TO DO: Using the listing that follows, return every line with the word "this".
· · · · · · ·
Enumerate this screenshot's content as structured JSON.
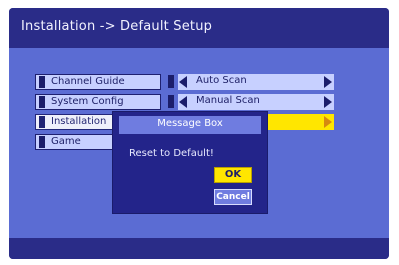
{
  "header": {
    "title": "Installation -> Default Setup"
  },
  "menu": {
    "items": [
      {
        "label": "Channel Guide"
      },
      {
        "label": "System Config"
      },
      {
        "label": "Installation"
      },
      {
        "label": "Game"
      }
    ],
    "selected_index": 2
  },
  "options": [
    {
      "label": "Auto Scan"
    },
    {
      "label": "Manual Scan"
    },
    {
      "label": ""
    }
  ],
  "dialog": {
    "title": "Message Box",
    "message": "Reset to Default!",
    "ok_label": "OK",
    "cancel_label": "Cancel"
  },
  "colors": {
    "background": "#2b2d8c",
    "panel": "#5b6cd3",
    "item": "#c7d0ff",
    "highlight": "#ffe600",
    "dialog": "#23248a"
  },
  "icons": {
    "left_arrow": "triangle-left-icon",
    "right_arrow": "triangle-right-icon"
  }
}
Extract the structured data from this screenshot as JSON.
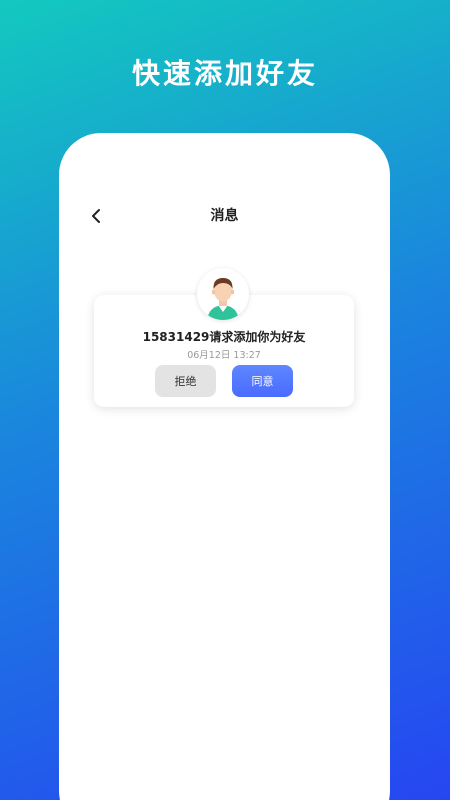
{
  "promo": {
    "title": "快速添加好友"
  },
  "app": {
    "nav_title": "消息",
    "icons": {
      "back": "chevron-left-icon",
      "avatar": "user-avatar"
    }
  },
  "friend_request": {
    "message": "15831429请求添加你为好友",
    "timestamp": "06月12日 13:27",
    "reject_label": "拒绝",
    "accept_label": "同意"
  },
  "colors": {
    "gradient_top": "#13c9bf",
    "gradient_bottom": "#2646f2",
    "accept_button": "#4a6bff",
    "reject_button": "#e3e3e3"
  }
}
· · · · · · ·
EXERCISE RESULT:
Enumerate this screenshot's content as structured JSON.
Extract the structured data from this screenshot as JSON.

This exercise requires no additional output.